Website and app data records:
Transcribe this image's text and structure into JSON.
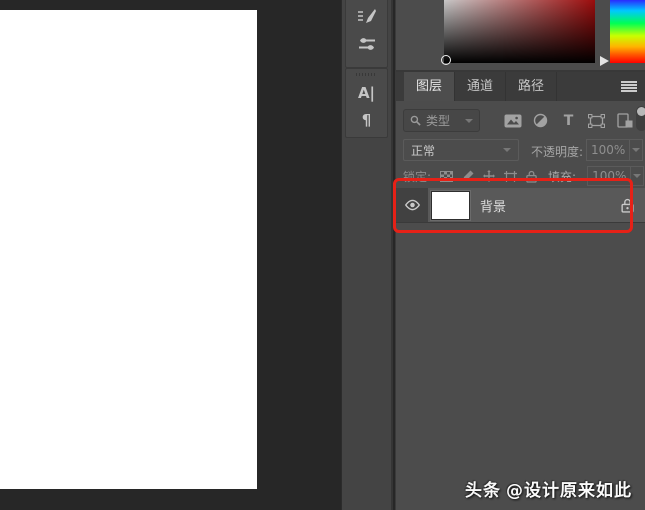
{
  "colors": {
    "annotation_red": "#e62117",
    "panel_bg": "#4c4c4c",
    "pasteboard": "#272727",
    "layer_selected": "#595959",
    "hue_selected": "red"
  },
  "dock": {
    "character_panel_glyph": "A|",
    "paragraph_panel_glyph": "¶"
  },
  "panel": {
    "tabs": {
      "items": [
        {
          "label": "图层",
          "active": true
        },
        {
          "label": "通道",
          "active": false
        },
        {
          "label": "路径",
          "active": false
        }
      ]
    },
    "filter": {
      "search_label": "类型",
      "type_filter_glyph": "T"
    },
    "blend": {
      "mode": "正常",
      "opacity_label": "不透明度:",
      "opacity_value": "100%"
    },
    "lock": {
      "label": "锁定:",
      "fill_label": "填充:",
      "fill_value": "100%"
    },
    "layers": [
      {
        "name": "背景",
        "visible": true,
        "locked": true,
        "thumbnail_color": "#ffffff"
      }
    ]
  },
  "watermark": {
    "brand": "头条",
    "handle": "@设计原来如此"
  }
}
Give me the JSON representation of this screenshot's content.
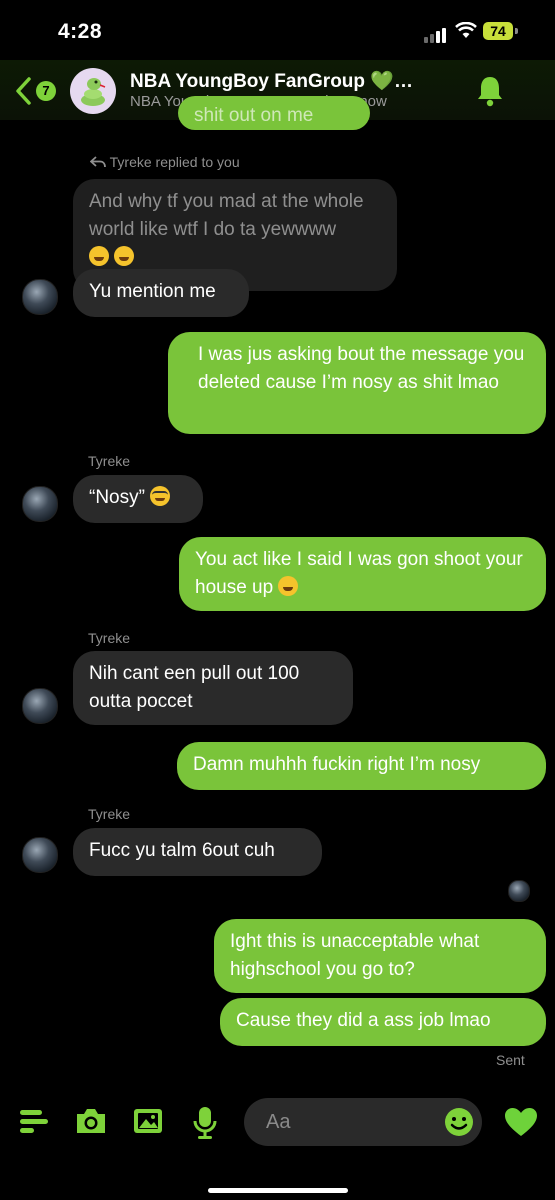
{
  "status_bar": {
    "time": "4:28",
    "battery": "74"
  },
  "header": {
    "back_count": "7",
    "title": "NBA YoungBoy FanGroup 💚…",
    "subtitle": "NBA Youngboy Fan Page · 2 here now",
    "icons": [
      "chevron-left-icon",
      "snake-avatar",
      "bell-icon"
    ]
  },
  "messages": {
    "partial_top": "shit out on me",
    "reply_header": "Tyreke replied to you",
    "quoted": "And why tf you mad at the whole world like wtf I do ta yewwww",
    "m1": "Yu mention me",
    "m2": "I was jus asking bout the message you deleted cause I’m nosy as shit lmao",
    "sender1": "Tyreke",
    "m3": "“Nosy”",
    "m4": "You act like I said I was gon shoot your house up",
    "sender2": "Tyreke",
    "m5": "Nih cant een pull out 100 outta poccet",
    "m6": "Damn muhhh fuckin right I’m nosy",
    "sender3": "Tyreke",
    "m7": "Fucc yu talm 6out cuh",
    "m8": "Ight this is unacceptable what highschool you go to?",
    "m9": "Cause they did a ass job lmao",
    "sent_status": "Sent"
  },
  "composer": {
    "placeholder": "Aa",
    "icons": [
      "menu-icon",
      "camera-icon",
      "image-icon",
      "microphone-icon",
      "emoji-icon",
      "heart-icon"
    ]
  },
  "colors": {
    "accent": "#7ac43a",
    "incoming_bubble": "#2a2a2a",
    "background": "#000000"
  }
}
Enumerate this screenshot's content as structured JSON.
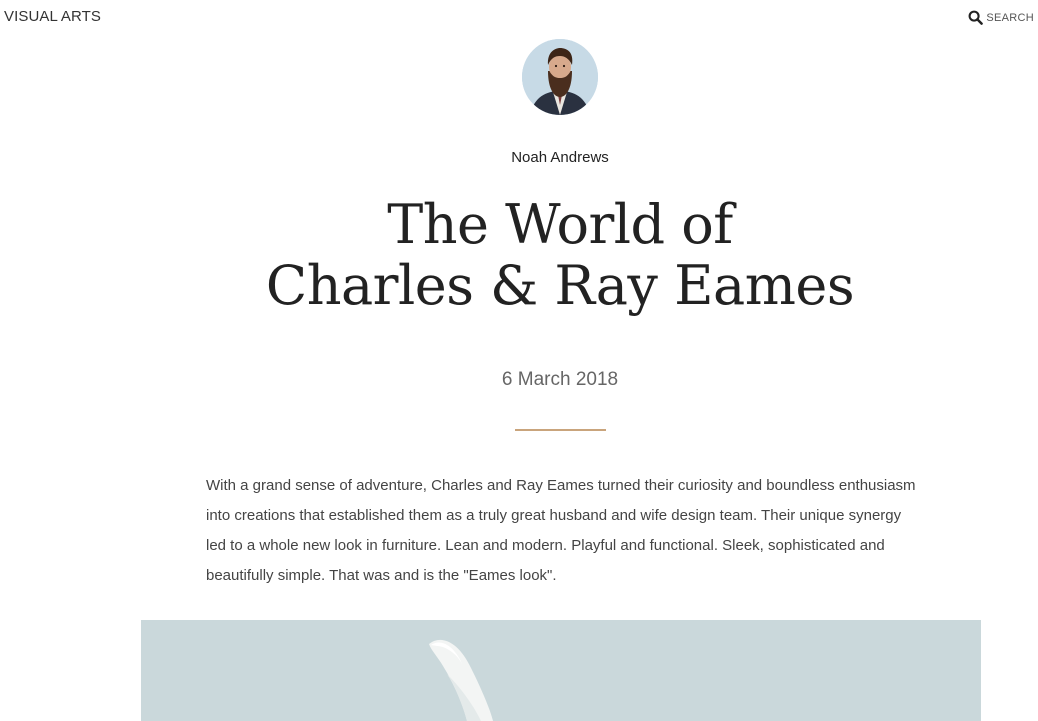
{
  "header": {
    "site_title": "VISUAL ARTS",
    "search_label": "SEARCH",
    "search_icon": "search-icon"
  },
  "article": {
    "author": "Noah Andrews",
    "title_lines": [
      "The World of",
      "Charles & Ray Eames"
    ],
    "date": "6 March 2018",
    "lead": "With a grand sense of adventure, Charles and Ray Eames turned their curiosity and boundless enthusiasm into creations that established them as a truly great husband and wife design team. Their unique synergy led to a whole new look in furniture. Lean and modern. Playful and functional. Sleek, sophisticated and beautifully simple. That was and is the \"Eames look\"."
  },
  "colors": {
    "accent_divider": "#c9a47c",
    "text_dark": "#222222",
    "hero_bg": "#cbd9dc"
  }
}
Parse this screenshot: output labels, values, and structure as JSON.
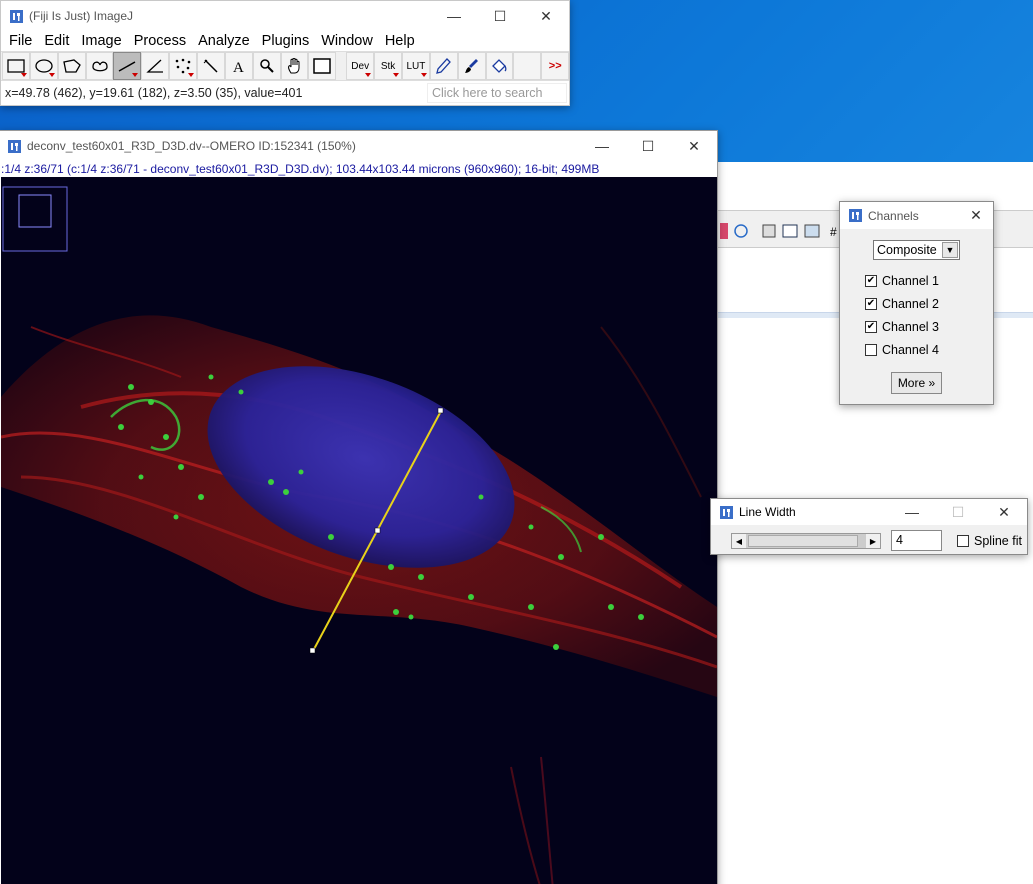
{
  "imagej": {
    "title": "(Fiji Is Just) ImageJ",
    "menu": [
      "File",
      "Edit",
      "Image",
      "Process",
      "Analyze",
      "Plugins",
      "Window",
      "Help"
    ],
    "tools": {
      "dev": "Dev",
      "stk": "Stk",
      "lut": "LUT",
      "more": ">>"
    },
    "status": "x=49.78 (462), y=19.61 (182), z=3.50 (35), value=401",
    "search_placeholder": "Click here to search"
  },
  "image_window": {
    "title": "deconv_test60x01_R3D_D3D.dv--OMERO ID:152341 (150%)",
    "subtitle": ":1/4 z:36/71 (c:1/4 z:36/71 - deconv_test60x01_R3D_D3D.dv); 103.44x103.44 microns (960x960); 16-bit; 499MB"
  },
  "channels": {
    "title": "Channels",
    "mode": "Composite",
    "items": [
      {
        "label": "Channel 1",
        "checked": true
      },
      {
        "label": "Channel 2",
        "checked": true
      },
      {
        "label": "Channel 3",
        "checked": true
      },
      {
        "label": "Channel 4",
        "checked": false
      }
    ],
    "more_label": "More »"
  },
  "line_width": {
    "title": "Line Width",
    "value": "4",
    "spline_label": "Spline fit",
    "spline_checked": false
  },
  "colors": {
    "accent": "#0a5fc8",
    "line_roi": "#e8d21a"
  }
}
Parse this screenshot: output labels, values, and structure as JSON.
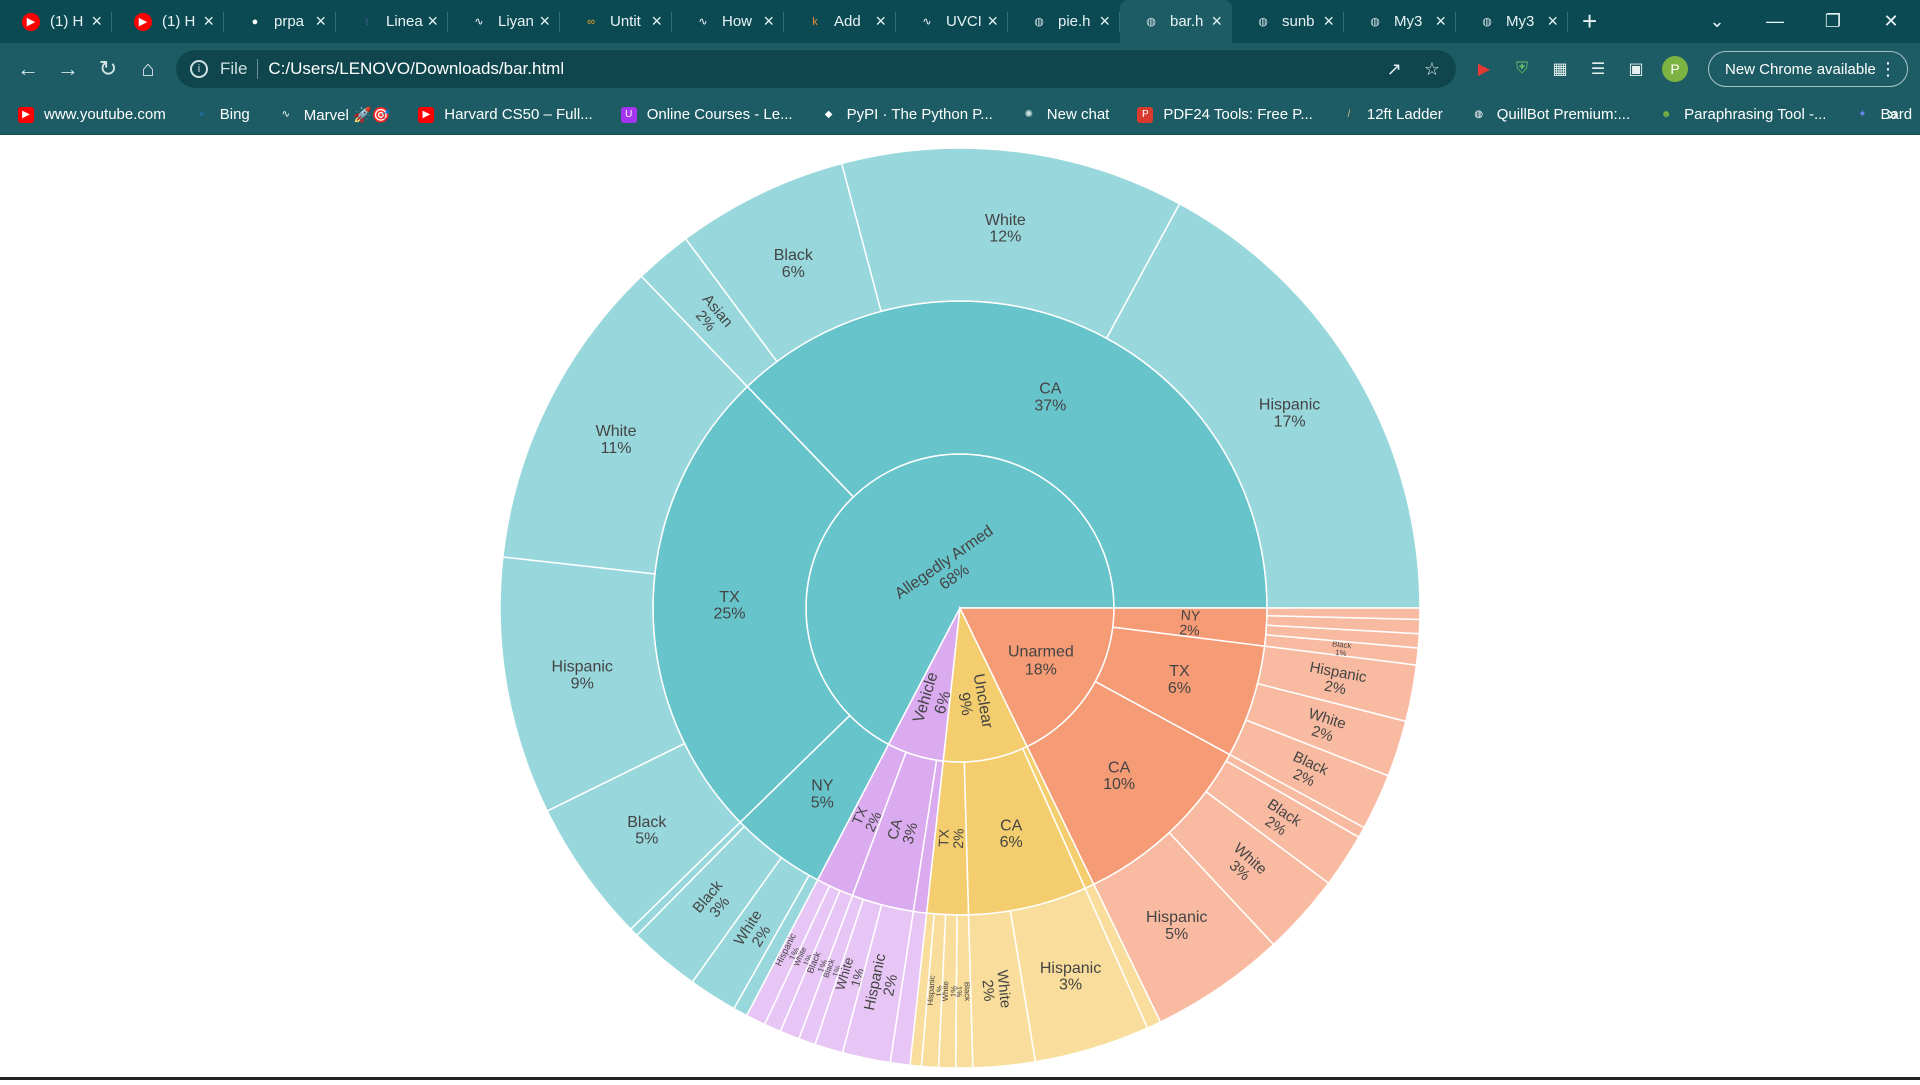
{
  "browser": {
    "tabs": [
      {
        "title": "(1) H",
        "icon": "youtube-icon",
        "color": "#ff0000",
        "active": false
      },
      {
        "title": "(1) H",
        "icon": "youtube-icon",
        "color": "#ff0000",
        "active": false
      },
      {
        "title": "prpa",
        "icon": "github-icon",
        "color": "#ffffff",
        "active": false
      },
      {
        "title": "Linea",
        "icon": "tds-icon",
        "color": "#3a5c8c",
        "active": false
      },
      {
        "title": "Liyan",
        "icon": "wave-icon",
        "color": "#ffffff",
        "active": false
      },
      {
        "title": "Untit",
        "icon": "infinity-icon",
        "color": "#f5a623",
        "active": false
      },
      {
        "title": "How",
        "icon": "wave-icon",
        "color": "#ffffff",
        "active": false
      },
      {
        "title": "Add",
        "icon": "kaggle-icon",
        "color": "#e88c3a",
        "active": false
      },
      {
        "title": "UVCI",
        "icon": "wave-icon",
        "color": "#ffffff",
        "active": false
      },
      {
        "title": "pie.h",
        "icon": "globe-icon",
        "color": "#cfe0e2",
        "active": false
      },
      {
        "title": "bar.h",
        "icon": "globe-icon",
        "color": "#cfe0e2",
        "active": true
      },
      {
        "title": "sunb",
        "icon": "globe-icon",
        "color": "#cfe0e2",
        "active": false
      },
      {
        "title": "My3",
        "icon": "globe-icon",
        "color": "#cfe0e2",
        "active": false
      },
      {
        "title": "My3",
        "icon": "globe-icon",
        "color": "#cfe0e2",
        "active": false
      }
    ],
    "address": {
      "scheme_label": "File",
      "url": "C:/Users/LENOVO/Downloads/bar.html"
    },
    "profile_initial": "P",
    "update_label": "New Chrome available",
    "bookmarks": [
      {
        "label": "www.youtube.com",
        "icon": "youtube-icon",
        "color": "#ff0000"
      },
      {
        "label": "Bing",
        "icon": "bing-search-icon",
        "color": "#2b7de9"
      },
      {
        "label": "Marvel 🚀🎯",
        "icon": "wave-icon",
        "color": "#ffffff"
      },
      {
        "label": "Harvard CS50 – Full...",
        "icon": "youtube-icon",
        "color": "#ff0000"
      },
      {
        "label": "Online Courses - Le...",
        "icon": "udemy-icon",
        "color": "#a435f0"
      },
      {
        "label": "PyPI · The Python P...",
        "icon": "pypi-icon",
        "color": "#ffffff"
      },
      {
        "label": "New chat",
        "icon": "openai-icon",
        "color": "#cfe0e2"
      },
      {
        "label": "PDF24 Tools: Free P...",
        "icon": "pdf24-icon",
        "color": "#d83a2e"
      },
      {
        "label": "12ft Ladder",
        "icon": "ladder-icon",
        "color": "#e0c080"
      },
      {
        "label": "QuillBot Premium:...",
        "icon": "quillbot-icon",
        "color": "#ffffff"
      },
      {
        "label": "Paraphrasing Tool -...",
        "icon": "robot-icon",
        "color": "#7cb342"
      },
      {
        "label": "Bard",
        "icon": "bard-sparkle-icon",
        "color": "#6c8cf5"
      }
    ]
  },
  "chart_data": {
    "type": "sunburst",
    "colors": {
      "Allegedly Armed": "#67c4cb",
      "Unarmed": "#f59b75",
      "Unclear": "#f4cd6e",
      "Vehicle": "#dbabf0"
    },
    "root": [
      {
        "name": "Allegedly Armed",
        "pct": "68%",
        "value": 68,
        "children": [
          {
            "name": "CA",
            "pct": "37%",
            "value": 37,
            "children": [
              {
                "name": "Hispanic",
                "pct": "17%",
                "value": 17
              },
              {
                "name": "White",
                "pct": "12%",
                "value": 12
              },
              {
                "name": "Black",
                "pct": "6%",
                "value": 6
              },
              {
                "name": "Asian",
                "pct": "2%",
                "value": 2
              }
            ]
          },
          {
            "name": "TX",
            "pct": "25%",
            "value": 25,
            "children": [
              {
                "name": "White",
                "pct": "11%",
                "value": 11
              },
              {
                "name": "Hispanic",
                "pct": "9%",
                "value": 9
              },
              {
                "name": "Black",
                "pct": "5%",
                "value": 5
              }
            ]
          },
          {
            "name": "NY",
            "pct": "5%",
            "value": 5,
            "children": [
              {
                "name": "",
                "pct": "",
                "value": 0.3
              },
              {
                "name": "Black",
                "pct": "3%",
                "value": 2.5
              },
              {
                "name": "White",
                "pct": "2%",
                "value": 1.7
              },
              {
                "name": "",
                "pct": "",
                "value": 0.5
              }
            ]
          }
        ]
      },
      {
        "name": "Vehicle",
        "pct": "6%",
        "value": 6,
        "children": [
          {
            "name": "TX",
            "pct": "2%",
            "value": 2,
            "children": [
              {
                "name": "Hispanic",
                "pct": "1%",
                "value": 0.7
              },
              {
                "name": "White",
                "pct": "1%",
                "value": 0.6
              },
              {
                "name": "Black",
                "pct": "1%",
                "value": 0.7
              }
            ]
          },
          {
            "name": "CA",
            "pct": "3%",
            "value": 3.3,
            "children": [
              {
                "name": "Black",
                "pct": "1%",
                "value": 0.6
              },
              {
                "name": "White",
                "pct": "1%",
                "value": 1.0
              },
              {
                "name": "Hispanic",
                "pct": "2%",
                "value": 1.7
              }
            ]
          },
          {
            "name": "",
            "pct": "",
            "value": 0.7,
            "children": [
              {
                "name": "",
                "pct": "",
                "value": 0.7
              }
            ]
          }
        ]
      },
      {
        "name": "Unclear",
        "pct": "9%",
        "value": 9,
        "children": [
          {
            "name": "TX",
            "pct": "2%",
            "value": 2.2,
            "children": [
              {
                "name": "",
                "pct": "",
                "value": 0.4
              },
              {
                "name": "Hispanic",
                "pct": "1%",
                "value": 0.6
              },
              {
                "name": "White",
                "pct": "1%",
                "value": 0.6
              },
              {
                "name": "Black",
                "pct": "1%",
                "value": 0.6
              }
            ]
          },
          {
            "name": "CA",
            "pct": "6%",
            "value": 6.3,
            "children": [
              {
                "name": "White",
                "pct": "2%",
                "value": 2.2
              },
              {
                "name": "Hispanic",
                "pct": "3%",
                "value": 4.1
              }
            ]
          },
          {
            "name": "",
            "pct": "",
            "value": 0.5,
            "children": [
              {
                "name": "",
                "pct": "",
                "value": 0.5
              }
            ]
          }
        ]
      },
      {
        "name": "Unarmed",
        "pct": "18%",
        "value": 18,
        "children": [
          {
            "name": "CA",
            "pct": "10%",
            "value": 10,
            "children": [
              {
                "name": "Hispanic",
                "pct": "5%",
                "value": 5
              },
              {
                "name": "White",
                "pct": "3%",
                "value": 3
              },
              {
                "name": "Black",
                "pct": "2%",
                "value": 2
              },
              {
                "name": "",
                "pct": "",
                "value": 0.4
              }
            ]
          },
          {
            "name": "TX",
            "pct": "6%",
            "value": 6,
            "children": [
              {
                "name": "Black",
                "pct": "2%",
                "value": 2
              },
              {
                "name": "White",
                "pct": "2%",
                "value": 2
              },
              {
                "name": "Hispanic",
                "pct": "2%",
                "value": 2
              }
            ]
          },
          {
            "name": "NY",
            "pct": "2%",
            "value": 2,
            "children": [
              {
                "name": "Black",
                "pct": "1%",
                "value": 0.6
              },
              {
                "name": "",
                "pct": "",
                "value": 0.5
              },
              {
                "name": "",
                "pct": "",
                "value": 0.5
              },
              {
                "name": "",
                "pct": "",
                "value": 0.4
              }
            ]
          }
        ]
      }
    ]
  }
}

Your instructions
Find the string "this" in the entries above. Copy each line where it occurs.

Task result
Transcribe this image's text and structure into JSON.
Give me the JSON representation of this screenshot's content.
    "m8": "Ight this is unacceptable what highschool you go to?",
Enumerate this screenshot's content as structured JSON.
Parse this screenshot: output labels, values, and structure as JSON.
Parse this screenshot: output labels, values, and structure as JSON.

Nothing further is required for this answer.